In line with the manufacturing sector, the services sector has also witnessed a change in sectoral composition. GVC participation in services has shown a gradual maturing from low-value-added business process outsourcing (BPO) services to high-value-added services, such as those provided by global capability centres (GCCs). There has been an upstream movement in India’s services GVC production in recent years, reflecting an increase in GCCs.

Forward participation of a country refers to producing and shipping raw materials and intermediate inputs (for example, yarn) for further processing and exporting by other countries (fabric), while backward participation refers to using imported intermediate inputs (imported fabrics) to produce goods that are exported (apparels).

Downstream shift

Previously, India’s GVCs involved a higher level of forward participation which resulted in lower value-addition for exports within the country. However, in recent years, India has begun to move downstream, and engage in export of finished goods to the rest of the world. This can be seen in the rise in share of pure backward GVC participation from 13.8 per cent in 2019 to 16.3 per cent in 2022.

Sectors such as food and beverages, electrical and optical equipment and financial intermediation, among others, have witnessed a remarkable increase in backward GVC participation.

In contrast, the share of pure forward GVC participation (or upstream participation) in trade has declined from 19.1 per cent in 2016 to 17.6 per cent in 2022 in sectors such as retail trade; coke, refined and nuclear fuel; chemicals and basic and fabricated metals, among others.

Rising backward GVC participation bodes well for India. Latest research by Professor Veeramani and Dhir ( shows that greater backward GVC participation results in higher absolute levels of gross exports, domestic value-added, and employment.

Despite so much progress, India’s GVC participation (GVC-related trade as per cent of gross trade at 40.3 per cent in 2022) is still lower not only in comparison to large economies such as the US (43.7 per cent), UK (47.8 per cent) and Japan (46.6 per cent), but also its Asian counterparts, such as South Korea (56.2 per cent) and Malaysia (60 per cent).

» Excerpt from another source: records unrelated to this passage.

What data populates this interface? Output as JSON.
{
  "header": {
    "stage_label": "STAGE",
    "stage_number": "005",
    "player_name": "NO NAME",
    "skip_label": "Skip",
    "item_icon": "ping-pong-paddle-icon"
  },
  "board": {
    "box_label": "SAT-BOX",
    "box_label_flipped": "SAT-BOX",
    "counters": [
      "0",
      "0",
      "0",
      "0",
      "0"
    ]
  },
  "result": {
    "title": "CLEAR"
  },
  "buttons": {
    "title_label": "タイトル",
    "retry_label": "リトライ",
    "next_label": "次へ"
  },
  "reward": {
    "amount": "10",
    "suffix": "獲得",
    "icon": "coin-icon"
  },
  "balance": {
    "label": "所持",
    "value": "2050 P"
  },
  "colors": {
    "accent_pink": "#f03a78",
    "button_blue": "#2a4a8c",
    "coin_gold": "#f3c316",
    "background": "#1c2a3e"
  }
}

To further embrace GVCs and enhance participation, there is a need to continue spending towards the development of quality trade infrastructure, integrating micro, small and medium enterprises in the GVC network, further simplifying procedures for entry and exit of small businesses; and work towards further trade facilitation measures.

Finally, it is worthwhile to note that India’s GVC expansion is taking place in an era which is not exactly conducive to GVCs. Countries worldwide are embracing mercantilism. Even the EU, which was once the touted beacon of free markets, is now persuaded by protectionist policies.

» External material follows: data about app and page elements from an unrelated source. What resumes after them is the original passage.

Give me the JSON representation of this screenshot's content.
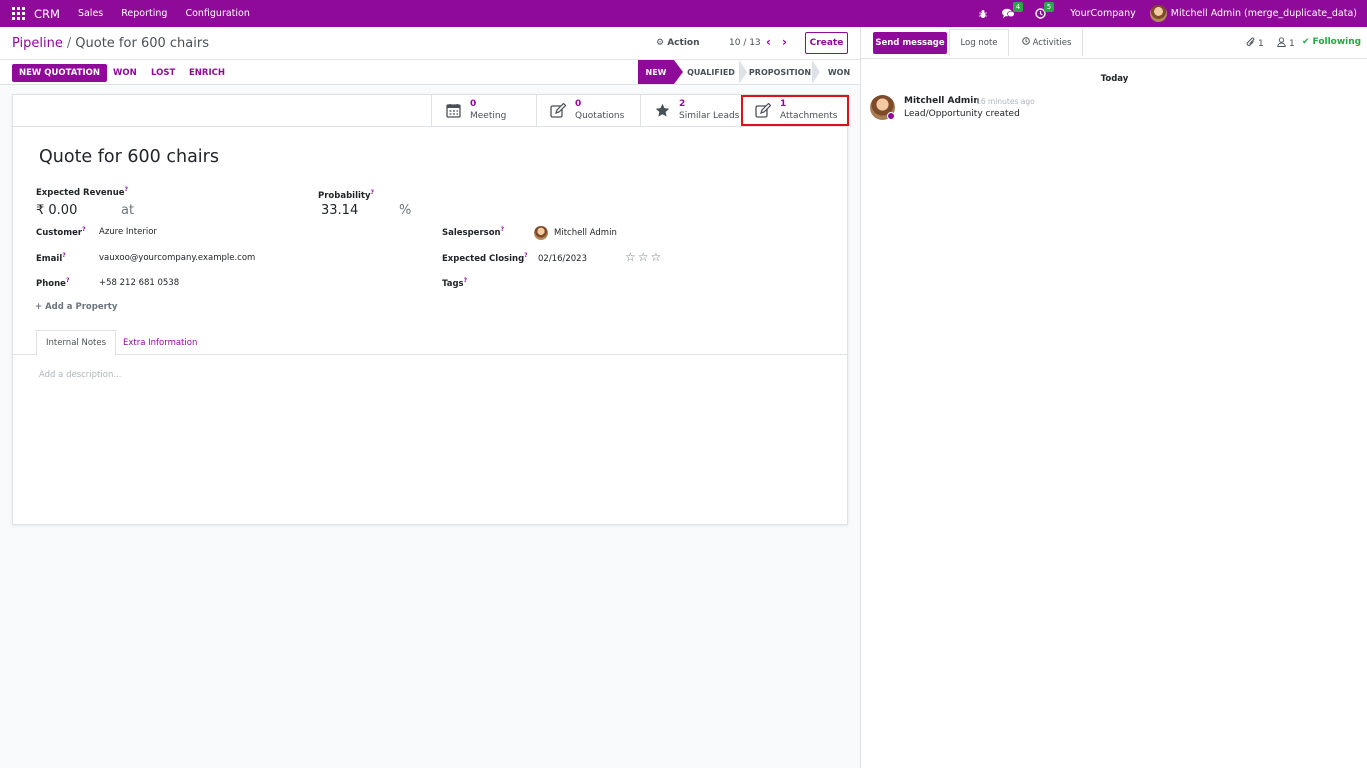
{
  "topbar": {
    "brand": "CRM",
    "menus": [
      "Sales",
      "Reporting",
      "Configuration"
    ],
    "messages_badge": "4",
    "activities_badge": "5",
    "company": "YourCompany",
    "user": "Mitchell Admin (merge_duplicate_data)"
  },
  "breadcrumb": {
    "parent": "Pipeline",
    "separator": "/",
    "current": "Quote for 600 chairs"
  },
  "control": {
    "action_label": "Action",
    "pager": "10 / 13",
    "create_label": "Create"
  },
  "statusbar": {
    "new_quotation": "NEW QUOTATION",
    "won": "WON",
    "lost": "LOST",
    "enrich": "ENRICH",
    "stages": [
      "NEW",
      "QUALIFIED",
      "PROPOSITION",
      "WON"
    ],
    "active_stage": "NEW"
  },
  "smart_buttons": [
    {
      "count": "0",
      "label": "Meeting",
      "icon": "calendar-icon"
    },
    {
      "count": "0",
      "label": "Quotations",
      "icon": "edit-icon"
    },
    {
      "count": "2",
      "label": "Similar Leads",
      "icon": "star-icon"
    },
    {
      "count": "1",
      "label": "Attachments",
      "icon": "edit-icon"
    }
  ],
  "form": {
    "title": "Quote for 600 chairs",
    "expected_revenue_label": "Expected Revenue",
    "expected_revenue": "₹ 0.00",
    "at_label": "at",
    "probability_label": "Probability",
    "probability": "33.14",
    "percent": "%",
    "customer_label": "Customer",
    "customer": "Azure Interior",
    "email_label": "Email",
    "email": "vauxoo@yourcompany.example.com",
    "phone_label": "Phone",
    "phone": "+58 212 681 0538",
    "salesperson_label": "Salesperson",
    "salesperson": "Mitchell Admin",
    "expected_closing_label": "Expected Closing",
    "expected_closing": "02/16/2023",
    "priority_stars": "☆☆☆",
    "tags_label": "Tags",
    "help_mark": "?",
    "add_property": "Add a Property",
    "tabs": [
      "Internal Notes",
      "Extra Information"
    ],
    "description_placeholder": "Add a description..."
  },
  "chatter": {
    "send_message": "Send message",
    "log_note": "Log note",
    "activities": "Activities",
    "attachments_count": "1",
    "followers_count": "1",
    "following": "Following",
    "date_separator": "Today",
    "message": {
      "author": "Mitchell Admin",
      "time": "- 16 minutes ago",
      "body": "Lead/Opportunity created"
    }
  },
  "colors": {
    "brand": "#8f0a99",
    "following": "#28a745",
    "highlight": "#d9121b"
  }
}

For instance, in a recent address at Sorbonne University and an interview with the Economist, French President Emmanuel Macron called for reduced dependence on foreign trade. Similar sentiments have been echoed by the US, Japan, and Korea.

Nonetheless, despite the rise in mercantilism, there is scope for collective country blocs to trade intensively with one another. In this context, GVCs will help build self-reliance and promote shared trade gains amongst these country blocs.

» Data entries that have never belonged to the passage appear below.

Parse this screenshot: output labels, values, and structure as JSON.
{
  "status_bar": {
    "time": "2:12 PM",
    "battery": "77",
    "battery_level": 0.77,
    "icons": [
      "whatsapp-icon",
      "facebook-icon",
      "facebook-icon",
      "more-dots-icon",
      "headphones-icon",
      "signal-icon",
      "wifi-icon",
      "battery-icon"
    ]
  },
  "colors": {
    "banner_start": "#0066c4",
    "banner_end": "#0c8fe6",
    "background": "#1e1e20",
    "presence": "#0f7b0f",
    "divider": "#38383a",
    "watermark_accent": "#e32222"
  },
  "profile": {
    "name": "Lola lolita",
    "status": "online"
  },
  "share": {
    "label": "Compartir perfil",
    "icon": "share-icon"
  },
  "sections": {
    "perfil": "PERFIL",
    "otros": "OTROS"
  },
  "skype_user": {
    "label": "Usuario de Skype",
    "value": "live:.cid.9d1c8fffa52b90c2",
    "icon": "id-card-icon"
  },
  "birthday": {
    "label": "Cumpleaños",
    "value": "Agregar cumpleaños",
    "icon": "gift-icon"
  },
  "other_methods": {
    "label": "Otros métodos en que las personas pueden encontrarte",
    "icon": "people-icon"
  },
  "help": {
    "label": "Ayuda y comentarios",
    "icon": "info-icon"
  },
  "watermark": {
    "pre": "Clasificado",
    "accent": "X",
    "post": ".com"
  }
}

The writers are officers in the Economic Division of the Department of Economic Affairs, Ministry of Finance. Views are personal